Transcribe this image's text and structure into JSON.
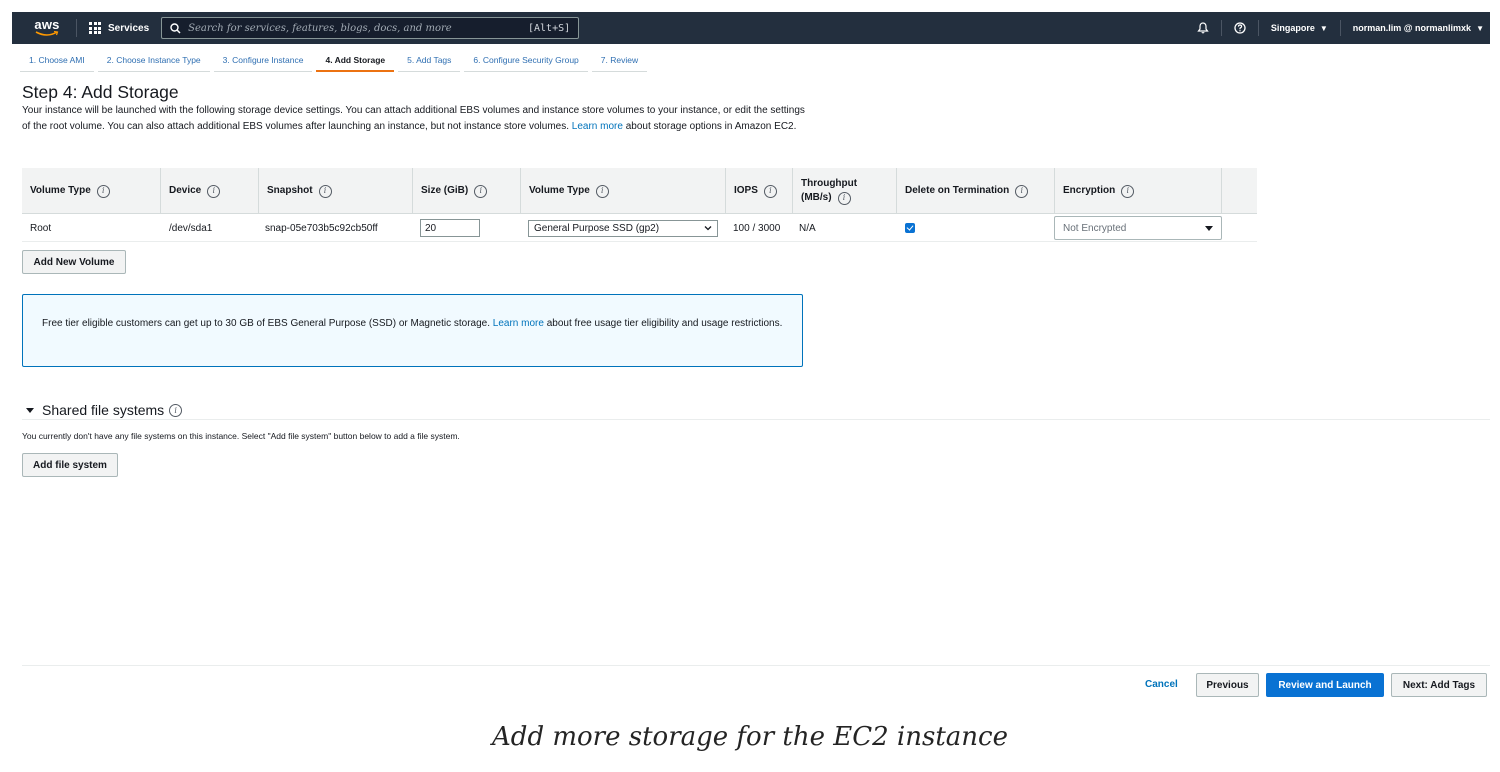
{
  "topnav": {
    "logo_text": "aws",
    "services_label": "Services",
    "search_placeholder": "Search for services, features, blogs, docs, and more",
    "search_shortcut": "[Alt+S]",
    "region": "Singapore",
    "account": "norman.lim @ normanlimxk"
  },
  "wizard": {
    "tabs": [
      {
        "label": "1. Choose AMI"
      },
      {
        "label": "2. Choose Instance Type"
      },
      {
        "label": "3. Configure Instance"
      },
      {
        "label": "4. Add Storage"
      },
      {
        "label": "5. Add Tags"
      },
      {
        "label": "6. Configure Security Group"
      },
      {
        "label": "7. Review"
      }
    ],
    "active_index": 3
  },
  "page": {
    "title": "Step 4: Add Storage",
    "intro": "Your instance will be launched with the following storage device settings. You can attach additional EBS volumes and instance store volumes to your instance, or edit the settings of the root volume. You can also attach additional EBS volumes after launching an instance, but not instance store volumes.",
    "intro_link": "Learn more",
    "intro_tail": "about storage options in Amazon EC2."
  },
  "storage_table": {
    "headers": {
      "volume_type": "Volume Type",
      "device": "Device",
      "snapshot": "Snapshot",
      "size": "Size (GiB)",
      "volume_type2": "Volume Type",
      "iops": "IOPS",
      "throughput_1": "Throughput",
      "throughput_2": "(MB/s)",
      "delete_on_termination": "Delete on Termination",
      "encryption": "Encryption"
    },
    "rows": [
      {
        "volume_type": "Root",
        "device": "/dev/sda1",
        "snapshot": "snap-05e703b5c92cb50ff",
        "size": "20",
        "volume_type_select": "General Purpose SSD (gp2)",
        "iops": "100 / 3000",
        "throughput": "N/A",
        "delete_on_termination": true,
        "encryption": "Not Encrypted"
      }
    ],
    "info_glyph": "i"
  },
  "buttons": {
    "add_new_volume": "Add New Volume",
    "add_file_system": "Add file system",
    "cancel": "Cancel",
    "previous": "Previous",
    "review_and_launch": "Review and Launch",
    "next": "Next: Add Tags"
  },
  "notice": {
    "text": "Free tier eligible customers can get up to 30 GB of EBS General Purpose (SSD) or Magnetic storage.",
    "link": "Learn more",
    "tail": "about free usage tier eligibility and usage restrictions."
  },
  "shared_fs": {
    "title": "Shared file systems",
    "message": "You currently don't have any file systems on this instance. Select \"Add file system\" button below to add a file system."
  },
  "caption": "Add more storage for the EC2 instance",
  "colors": {
    "nav_bg": "#232f3e",
    "accent_orange": "#ec7211",
    "primary_blue": "#0972d3",
    "link_blue": "#0073bb"
  }
}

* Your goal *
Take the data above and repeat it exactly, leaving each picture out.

* Response for this exercise *
Transcribe this image's text and structure into JSON.
{
  "topnav": {
    "logo_text": "aws",
    "services_label": "Services",
    "search_placeholder": "Search for services, features, blogs, docs, and more",
    "search_shortcut": "[Alt+S]",
    "region": "Singapore",
    "account": "norman.lim @ normanlimxk"
  },
  "wizard": {
    "tabs": [
      {
        "label": "1. Choose AMI"
      },
      {
        "label": "2. Choose Instance Type"
      },
      {
        "label": "3. Configure Instance"
      },
      {
        "label": "4. Add Storage"
      },
      {
        "label": "5. Add Tags"
      },
      {
        "label": "6. Configure Security Group"
      },
      {
        "label": "7. Review"
      }
    ],
    "active_index": 3
  },
  "page": {
    "title": "Step 4: Add Storage",
    "intro": "Your instance will be launched with the following storage device settings. You can attach additional EBS volumes and instance store volumes to your instance, or edit the settings of the root volume. You can also attach additional EBS volumes after launching an instance, but not instance store volumes.",
    "intro_link": "Learn more",
    "intro_tail": "about storage options in Amazon EC2."
  },
  "storage_table": {
    "headers": {
      "volume_type": "Volume Type",
      "device": "Device",
      "snapshot": "Snapshot",
      "size": "Size (GiB)",
      "volume_type2": "Volume Type",
      "iops": "IOPS",
      "throughput_1": "Throughput",
      "throughput_2": "(MB/s)",
      "delete_on_termination": "Delete on Termination",
      "encryption": "Encryption"
    },
    "rows": [
      {
        "volume_type": "Root",
        "device": "/dev/sda1",
        "snapshot": "snap-05e703b5c92cb50ff",
        "size": "20",
        "volume_type_select": "General Purpose SSD (gp2)",
        "iops": "100 / 3000",
        "throughput": "N/A",
        "delete_on_termination": true,
        "encryption": "Not Encrypted"
      }
    ],
    "info_glyph": "i"
  },
  "buttons": {
    "add_new_volume": "Add New Volume",
    "add_file_system": "Add file system",
    "cancel": "Cancel",
    "previous": "Previous",
    "review_and_launch": "Review and Launch",
    "next": "Next: Add Tags"
  },
  "notice": {
    "text": "Free tier eligible customers can get up to 30 GB of EBS General Purpose (SSD) or Magnetic storage.",
    "link": "Learn more",
    "tail": "about free usage tier eligibility and usage restrictions."
  },
  "shared_fs": {
    "title": "Shared file systems",
    "message": "You currently don't have any file systems on this instance. Select \"Add file system\" button below to add a file system."
  },
  "caption": "Add more storage for the EC2 instance",
  "colors": {
    "nav_bg": "#232f3e",
    "accent_orange": "#ec7211",
    "primary_blue": "#0972d3",
    "link_blue": "#0073bb"
  }
}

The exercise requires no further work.